%%

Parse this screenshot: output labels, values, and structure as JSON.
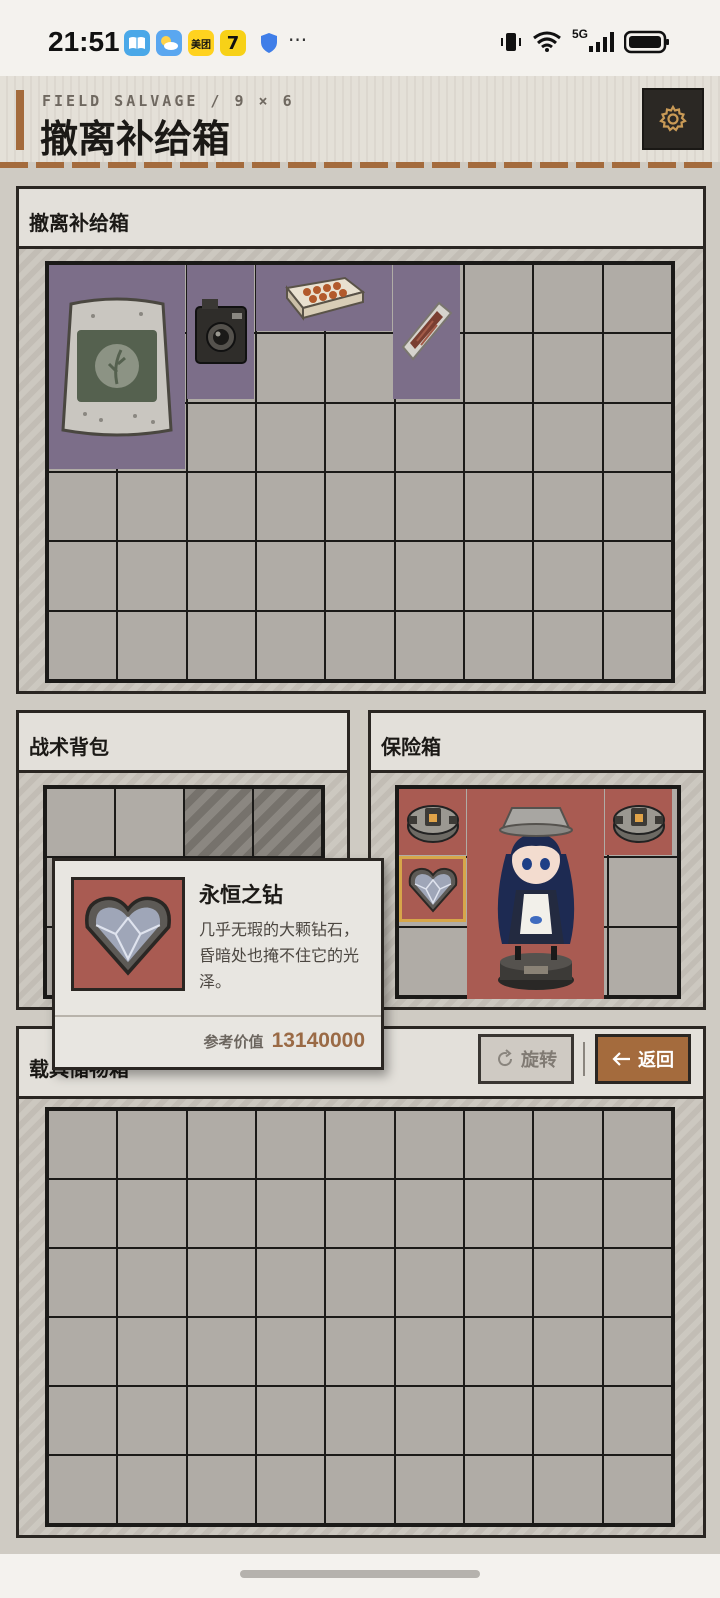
{
  "status_bar": {
    "time": "21:51",
    "apps": [
      {
        "name": "book-app-icon",
        "label": "",
        "color": "#4aa8e8"
      },
      {
        "name": "weather-app-icon",
        "label": "",
        "color": "#f2c24a"
      },
      {
        "name": "meituan-app-icon",
        "label": "美团",
        "color": "#ffd21f"
      },
      {
        "name": "seven-app-icon",
        "label": "7",
        "color": "#f7d117"
      }
    ],
    "more": "···",
    "network": "5G"
  },
  "header": {
    "eyebrow": "FIELD SALVAGE / 9 × 6",
    "title": "撤离补给箱"
  },
  "supply_panel": {
    "title": "撤离补给箱",
    "grid": {
      "cols": 9,
      "rows": 6
    },
    "items": [
      {
        "name": "sandbag-item",
        "icon": "sack",
        "col": 0,
        "row": 0,
        "w": 2,
        "h": 3
      },
      {
        "name": "camera-item",
        "icon": "camera",
        "col": 2,
        "row": 0,
        "w": 1,
        "h": 2
      },
      {
        "name": "food-box-item",
        "icon": "food-box",
        "col": 3,
        "row": 0,
        "w": 2,
        "h": 1
      },
      {
        "name": "jerky-item",
        "icon": "jerky",
        "col": 5,
        "row": 0,
        "w": 1,
        "h": 2
      }
    ]
  },
  "backpack_panel": {
    "title": "战术背包",
    "grid": {
      "cols": 4,
      "rows": 3
    },
    "locked": [
      2,
      3
    ]
  },
  "safe_panel": {
    "title": "保险箱",
    "items": [
      {
        "name": "gear-device-item-left",
        "icon": "device"
      },
      {
        "name": "diamond-item",
        "icon": "diamond",
        "selected": true
      },
      {
        "name": "figurine-item",
        "icon": "figurine"
      },
      {
        "name": "gear-device-item-right",
        "icon": "device"
      }
    ]
  },
  "cargo_panel": {
    "title": "载具储物箱",
    "rotate_label": "旋转",
    "back_label": "返回",
    "grid": {
      "cols": 9,
      "rows": 6
    }
  },
  "tooltip": {
    "name": "永恒之钻",
    "description": "几乎无瑕的大颗钻石，昏暗处也掩不住它的光泽。",
    "value_label": "参考价值",
    "value": "13140000"
  },
  "colors": {
    "accent": "#a46b3d",
    "purple_slot": "#7c6e89",
    "red_slot": "#a95b52",
    "select": "#d6a64a"
  }
}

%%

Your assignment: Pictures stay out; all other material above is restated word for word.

Result for this task:
Parse this screenshot: output labels, values, and structure as JSON.
{
  "status_bar": {
    "time": "21:51",
    "apps": [
      {
        "name": "book-app-icon",
        "label": "",
        "color": "#4aa8e8"
      },
      {
        "name": "weather-app-icon",
        "label": "",
        "color": "#f2c24a"
      },
      {
        "name": "meituan-app-icon",
        "label": "美团",
        "color": "#ffd21f"
      },
      {
        "name": "seven-app-icon",
        "label": "7",
        "color": "#f7d117"
      }
    ],
    "more": "···",
    "network": "5G"
  },
  "header": {
    "eyebrow": "FIELD SALVAGE / 9 × 6",
    "title": "撤离补给箱"
  },
  "supply_panel": {
    "title": "撤离补给箱",
    "grid": {
      "cols": 9,
      "rows": 6
    },
    "items": [
      {
        "name": "sandbag-item",
        "icon": "sack",
        "col": 0,
        "row": 0,
        "w": 2,
        "h": 3
      },
      {
        "name": "camera-item",
        "icon": "camera",
        "col": 2,
        "row": 0,
        "w": 1,
        "h": 2
      },
      {
        "name": "food-box-item",
        "icon": "food-box",
        "col": 3,
        "row": 0,
        "w": 2,
        "h": 1
      },
      {
        "name": "jerky-item",
        "icon": "jerky",
        "col": 5,
        "row": 0,
        "w": 1,
        "h": 2
      }
    ]
  },
  "backpack_panel": {
    "title": "战术背包",
    "grid": {
      "cols": 4,
      "rows": 3
    },
    "locked": [
      2,
      3
    ]
  },
  "safe_panel": {
    "title": "保险箱",
    "items": [
      {
        "name": "gear-device-item-left",
        "icon": "device"
      },
      {
        "name": "diamond-item",
        "icon": "diamond",
        "selected": true
      },
      {
        "name": "figurine-item",
        "icon": "figurine"
      },
      {
        "name": "gear-device-item-right",
        "icon": "device"
      }
    ]
  },
  "cargo_panel": {
    "title": "载具储物箱",
    "rotate_label": "旋转",
    "back_label": "返回",
    "grid": {
      "cols": 9,
      "rows": 6
    }
  },
  "tooltip": {
    "name": "永恒之钻",
    "description": "几乎无瑕的大颗钻石，昏暗处也掩不住它的光泽。",
    "value_label": "参考价值",
    "value": "13140000"
  },
  "colors": {
    "accent": "#a46b3d",
    "purple_slot": "#7c6e89",
    "red_slot": "#a95b52",
    "select": "#d6a64a"
  }
}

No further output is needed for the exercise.